As the night wore on, the evacuation continued with a precision and speed that seemed miraculous under the circumstances.

Soldiers, weapons, horses, and supplies were ferried across the river, each man and piece of equipment a vital part of the struggle that lay ahead.

As the fog swirled around them, obscuring their path, the Americans relied on their determination and their faith in one another to guide them to safety.

Throughout the night, Washington himself remained vigilant—his presence an unwavering beacon of strength for his men.

He supervised the evacuation from the rear, ensuring that every last soldier was safely across the river before stepping onto the final boat himself. As the first light of dawn approached, the last of the American forces slipped away into the fog, leaving the bloodied battlefield behind.
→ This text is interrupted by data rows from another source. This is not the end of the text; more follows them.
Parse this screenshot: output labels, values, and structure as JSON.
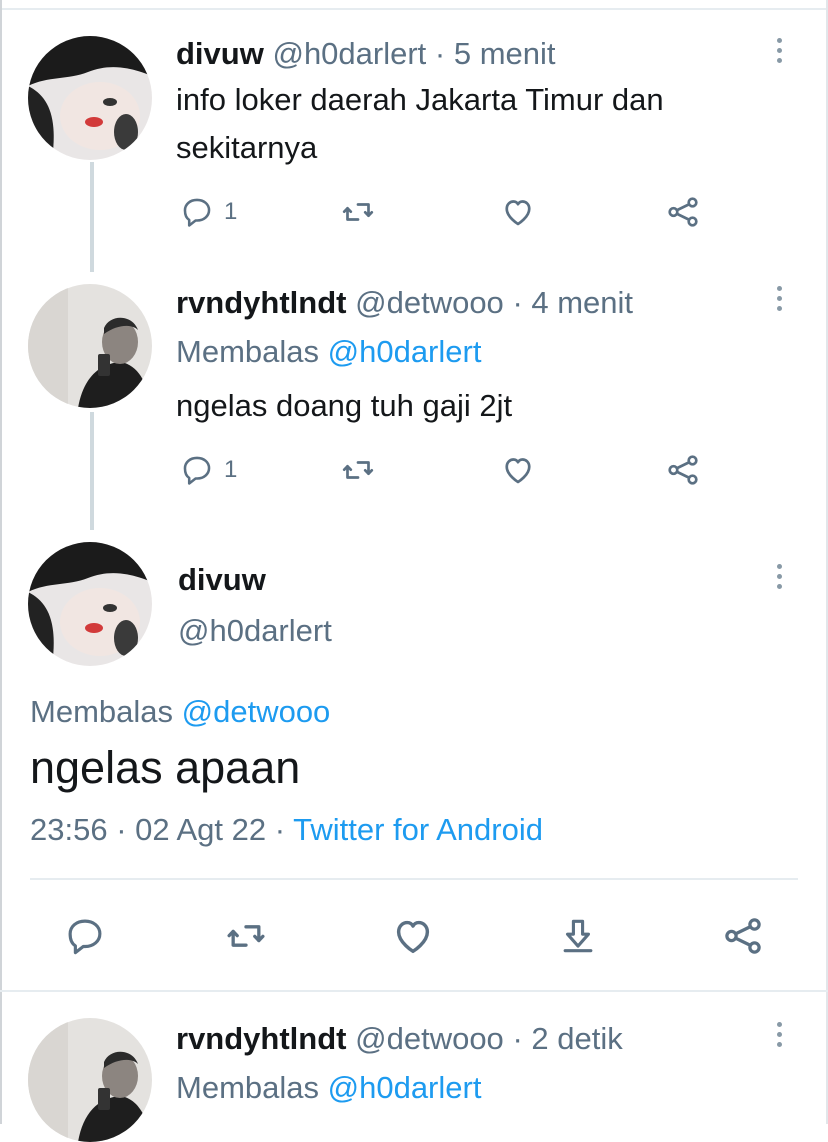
{
  "tweet1": {
    "name": "divuw",
    "handle": "@h0darlert",
    "time": "· 5 menit",
    "text_line1": "info loker daerah Jakarta Timur dan",
    "text_line2": "sekitarnya",
    "reply_count": "1"
  },
  "tweet2": {
    "name": "rvndyhtlndt",
    "handle": "@detwooo",
    "time": "· 4 menit",
    "replying_prefix": "Membalas",
    "replying_to": "@h0darlert",
    "text": "ngelas doang tuh gaji 2jt",
    "reply_count": "1"
  },
  "main": {
    "name": "divuw",
    "handle": "@h0darlert",
    "replying_prefix": "Membalas",
    "replying_to": "@detwooo",
    "text": "ngelas apaan",
    "timestamp": "23:56 · 02 Agt 22 ·",
    "source": "Twitter for Android"
  },
  "tweet3": {
    "name": "rvndyhtlndt",
    "handle": "@detwooo",
    "time": "· 2 detik",
    "replying_prefix": "Membalas",
    "replying_to": "@h0darlert"
  },
  "colors": {
    "accent": "#1d9bf0",
    "muted": "#5b7083",
    "divider": "#e6ecf0"
  },
  "icons": [
    "reply-icon",
    "retweet-icon",
    "like-icon",
    "share-icon",
    "download-icon",
    "more-icon"
  ]
}
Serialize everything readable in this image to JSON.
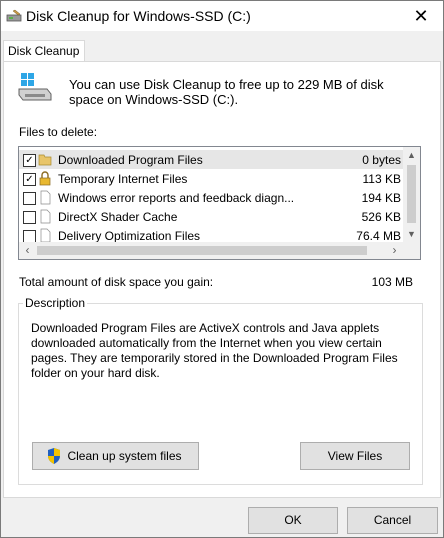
{
  "window": {
    "title": "Disk Cleanup for Windows-SSD (C:)",
    "close_glyph": "✕"
  },
  "tabs": [
    {
      "label": "Disk Cleanup",
      "selected": true
    }
  ],
  "intro": {
    "icon": "disk-cleanup-drive-icon",
    "text": "You can use Disk Cleanup to free up to 229 MB of disk space on Windows-SSD (C:)."
  },
  "files": {
    "label": "Files to delete:",
    "items": [
      {
        "name": "Downloaded Program Files",
        "size": "0 bytes",
        "checked": true,
        "selected": true,
        "icon": "folder-icon"
      },
      {
        "name": "Temporary Internet Files",
        "size": "113 KB",
        "checked": true,
        "selected": false,
        "icon": "lock-icon"
      },
      {
        "name": "Windows error reports and feedback diagn...",
        "size": "194 KB",
        "checked": false,
        "selected": false,
        "icon": "file-icon"
      },
      {
        "name": "DirectX Shader Cache",
        "size": "526 KB",
        "checked": false,
        "selected": false,
        "icon": "file-icon"
      },
      {
        "name": "Delivery Optimization Files",
        "size": "76.4 MB",
        "checked": false,
        "selected": false,
        "icon": "file-icon"
      }
    ],
    "check_glyph": "✓",
    "scroll_up": "▲",
    "scroll_down": "▼",
    "scroll_left": "‹",
    "scroll_right": "›"
  },
  "total": {
    "label": "Total amount of disk space you gain:",
    "value": "103 MB"
  },
  "description": {
    "legend": "Description",
    "text": "Downloaded Program Files are ActiveX controls and Java applets downloaded automatically from the Internet when you view certain pages. They are temporarily stored in the Downloaded Program Files folder on your hard disk."
  },
  "buttons": {
    "cleanup_system": "Clean up system files",
    "view_files": "View Files",
    "ok": "OK",
    "cancel": "Cancel"
  },
  "colors": {
    "window_bg": "#f0f0f0",
    "panel_bg": "#ffffff",
    "selected_row": "#e6e6e6",
    "button_bg": "#e1e1e1",
    "shield_blue": "#1f5fbf",
    "shield_yellow": "#f2c200"
  }
}
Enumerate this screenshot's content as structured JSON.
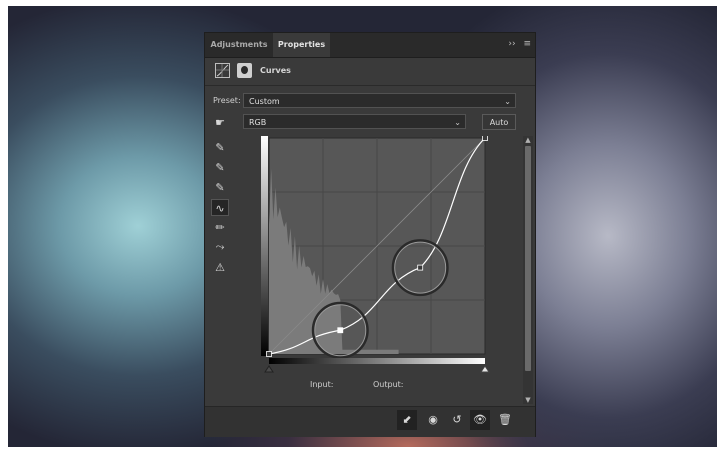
{
  "tabs": {
    "adjustments": "Adjustments",
    "properties": "Properties"
  },
  "panel_menu": {
    "collapse": "››",
    "menu": "≡"
  },
  "header": {
    "title": "Curves",
    "layer_type_icon": "curves-adjustment-icon",
    "mask_icon": "layer-mask-icon"
  },
  "preset": {
    "label": "Preset:",
    "value": "Custom"
  },
  "channel": {
    "value": "RGB"
  },
  "auto_button": "Auto",
  "tools": [
    "on-image-adjustment-icon",
    "black-point-eyedropper-icon",
    "gray-point-eyedropper-icon",
    "white-point-eyedropper-icon",
    "curve-points-icon",
    "pencil-icon",
    "smooth-icon",
    "clipping-warning-icon"
  ],
  "io": {
    "input_label": "Input:",
    "output_label": "Output:"
  },
  "bottom_icons": [
    "clip-to-layer-icon",
    "view-previous-icon",
    "reset-icon",
    "visibility-eye-icon",
    "trash-icon"
  ],
  "curve": {
    "points": [
      [
        0,
        0
      ],
      [
        33,
        11
      ],
      [
        70,
        40
      ],
      [
        100,
        100
      ]
    ],
    "highlighted_points": [
      [
        33,
        11
      ],
      [
        70,
        40
      ]
    ],
    "selected_point": [
      33,
      11
    ]
  },
  "colors": {
    "panel": "#3a3a3a",
    "graph_bg": "#575757",
    "histogram": "#7b7b7b",
    "curve": "#ffffff"
  }
}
The following morning, when the British finally discovered the American withdrawal, they were astonished by the audacity and cunning of their foe.

Despite the overwhelming odds and the dire circumstances, Washington and his army had managed to cheat death and evade capture, living to fight another day.
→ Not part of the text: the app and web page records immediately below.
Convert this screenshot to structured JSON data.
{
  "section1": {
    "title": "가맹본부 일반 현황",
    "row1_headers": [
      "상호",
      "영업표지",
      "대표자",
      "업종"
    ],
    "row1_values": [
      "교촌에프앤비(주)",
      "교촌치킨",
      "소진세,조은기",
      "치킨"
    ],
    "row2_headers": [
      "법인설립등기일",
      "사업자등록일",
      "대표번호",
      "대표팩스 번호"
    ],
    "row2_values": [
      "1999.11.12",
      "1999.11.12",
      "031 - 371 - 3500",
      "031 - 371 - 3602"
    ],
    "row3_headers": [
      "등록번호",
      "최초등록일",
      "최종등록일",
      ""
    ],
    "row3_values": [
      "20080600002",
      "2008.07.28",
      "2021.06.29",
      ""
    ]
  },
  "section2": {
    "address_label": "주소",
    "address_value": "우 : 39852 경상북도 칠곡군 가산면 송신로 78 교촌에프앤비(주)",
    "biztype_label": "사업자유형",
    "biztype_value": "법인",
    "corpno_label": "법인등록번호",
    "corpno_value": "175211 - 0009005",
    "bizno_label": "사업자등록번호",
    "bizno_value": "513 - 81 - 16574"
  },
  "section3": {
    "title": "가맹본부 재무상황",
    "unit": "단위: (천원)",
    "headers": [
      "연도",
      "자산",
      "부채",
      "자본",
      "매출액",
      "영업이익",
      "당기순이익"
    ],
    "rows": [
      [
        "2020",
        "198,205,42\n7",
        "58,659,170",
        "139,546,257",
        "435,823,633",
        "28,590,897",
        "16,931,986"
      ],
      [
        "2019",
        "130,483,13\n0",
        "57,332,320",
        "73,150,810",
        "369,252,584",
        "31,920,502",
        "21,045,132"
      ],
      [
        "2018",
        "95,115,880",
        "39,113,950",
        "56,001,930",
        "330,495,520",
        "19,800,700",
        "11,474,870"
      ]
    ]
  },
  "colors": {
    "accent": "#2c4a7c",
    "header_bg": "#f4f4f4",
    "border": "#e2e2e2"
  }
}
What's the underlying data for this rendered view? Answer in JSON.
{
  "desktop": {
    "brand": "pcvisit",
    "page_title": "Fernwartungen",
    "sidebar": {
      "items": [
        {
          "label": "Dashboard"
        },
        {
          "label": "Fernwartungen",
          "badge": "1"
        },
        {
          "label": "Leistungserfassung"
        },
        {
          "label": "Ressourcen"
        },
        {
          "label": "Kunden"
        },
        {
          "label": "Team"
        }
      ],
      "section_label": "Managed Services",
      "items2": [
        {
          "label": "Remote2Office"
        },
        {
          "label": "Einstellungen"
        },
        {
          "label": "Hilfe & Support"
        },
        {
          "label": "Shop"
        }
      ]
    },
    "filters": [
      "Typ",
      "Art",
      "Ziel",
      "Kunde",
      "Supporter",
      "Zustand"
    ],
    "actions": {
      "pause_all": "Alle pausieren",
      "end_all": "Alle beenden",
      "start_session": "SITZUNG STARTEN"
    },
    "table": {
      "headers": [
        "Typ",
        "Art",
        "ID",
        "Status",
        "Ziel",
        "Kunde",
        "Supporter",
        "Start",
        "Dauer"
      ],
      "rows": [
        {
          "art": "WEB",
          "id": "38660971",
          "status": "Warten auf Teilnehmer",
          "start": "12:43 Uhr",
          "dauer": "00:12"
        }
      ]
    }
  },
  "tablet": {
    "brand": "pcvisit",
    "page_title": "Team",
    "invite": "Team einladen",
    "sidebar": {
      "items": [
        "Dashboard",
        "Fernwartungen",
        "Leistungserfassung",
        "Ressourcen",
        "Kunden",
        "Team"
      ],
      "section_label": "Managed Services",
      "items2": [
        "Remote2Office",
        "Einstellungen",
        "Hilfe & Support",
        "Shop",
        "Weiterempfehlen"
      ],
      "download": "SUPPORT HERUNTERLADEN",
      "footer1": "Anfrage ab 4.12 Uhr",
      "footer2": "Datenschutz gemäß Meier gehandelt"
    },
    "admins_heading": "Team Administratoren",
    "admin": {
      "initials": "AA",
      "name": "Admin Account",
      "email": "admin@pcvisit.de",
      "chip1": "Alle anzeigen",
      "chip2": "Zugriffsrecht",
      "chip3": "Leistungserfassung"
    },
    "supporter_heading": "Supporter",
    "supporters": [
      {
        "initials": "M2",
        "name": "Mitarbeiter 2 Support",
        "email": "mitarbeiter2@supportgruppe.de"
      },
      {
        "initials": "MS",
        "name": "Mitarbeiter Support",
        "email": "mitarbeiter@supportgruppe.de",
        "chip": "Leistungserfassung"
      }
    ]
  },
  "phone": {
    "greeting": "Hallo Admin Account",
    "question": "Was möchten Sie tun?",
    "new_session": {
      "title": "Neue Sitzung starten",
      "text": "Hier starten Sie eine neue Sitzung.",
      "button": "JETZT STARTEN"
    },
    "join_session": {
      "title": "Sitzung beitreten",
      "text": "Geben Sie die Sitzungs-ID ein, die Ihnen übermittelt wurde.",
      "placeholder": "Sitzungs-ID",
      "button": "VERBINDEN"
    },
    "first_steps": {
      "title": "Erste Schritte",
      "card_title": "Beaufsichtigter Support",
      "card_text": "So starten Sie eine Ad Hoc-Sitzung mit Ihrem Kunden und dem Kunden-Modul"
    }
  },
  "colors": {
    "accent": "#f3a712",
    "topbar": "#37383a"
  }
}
battle of long island
© History Oasis

Although the Battle of Long Island was a tactical defeat for the Americans, it was not without its silver linings.

The daring escape of Washington's forces preserved the core of the Continental Army, enabling it to fight another day.

In the months and years to come, the American forces would regroup and learn from their experiences, growing into a formidable fighting force capable of taking on the British Empire.

In the immediate aftermath of the battle, the British occupied New York City and much of the surrounding area.

However, they missed a golden opportunity to capture Washington and crush the American rebellion. The Battle of Long Island demonstrated the resilience and determination of the American forces, as well as the strategic genius of George Washington.

Moreover, the battle highlighted the importance of intelligence and reconnaissance in warfare.

The British success in the Battle of Long Island was partly due to their superior intelligence and understanding of the terrain.

The Americans, on the other hand, were caught off guard by the British flanking maneuver, as their scouts had failed to detect the enemy's movements. In the wake of this defeat, Washington would place a greater emphasis on gathering intelligence and developing a more sophisticated network of spies and informants.

The Battle of Long Island, while a setback for the American cause, served as a valuable lesson for the Continental Army. They learned that, to defeat the British, they needed to adopt new tactics, rely on more accurate intelligence, and remain flexible in the face of adversity.

In many ways, the Battle of Long Island set the stage for the American victories to come.

The Continental Army would go on to achieve a series of improbable victories at Trenton, Saratoga, and eventually, Yorktown, where the British would surrender in 1781.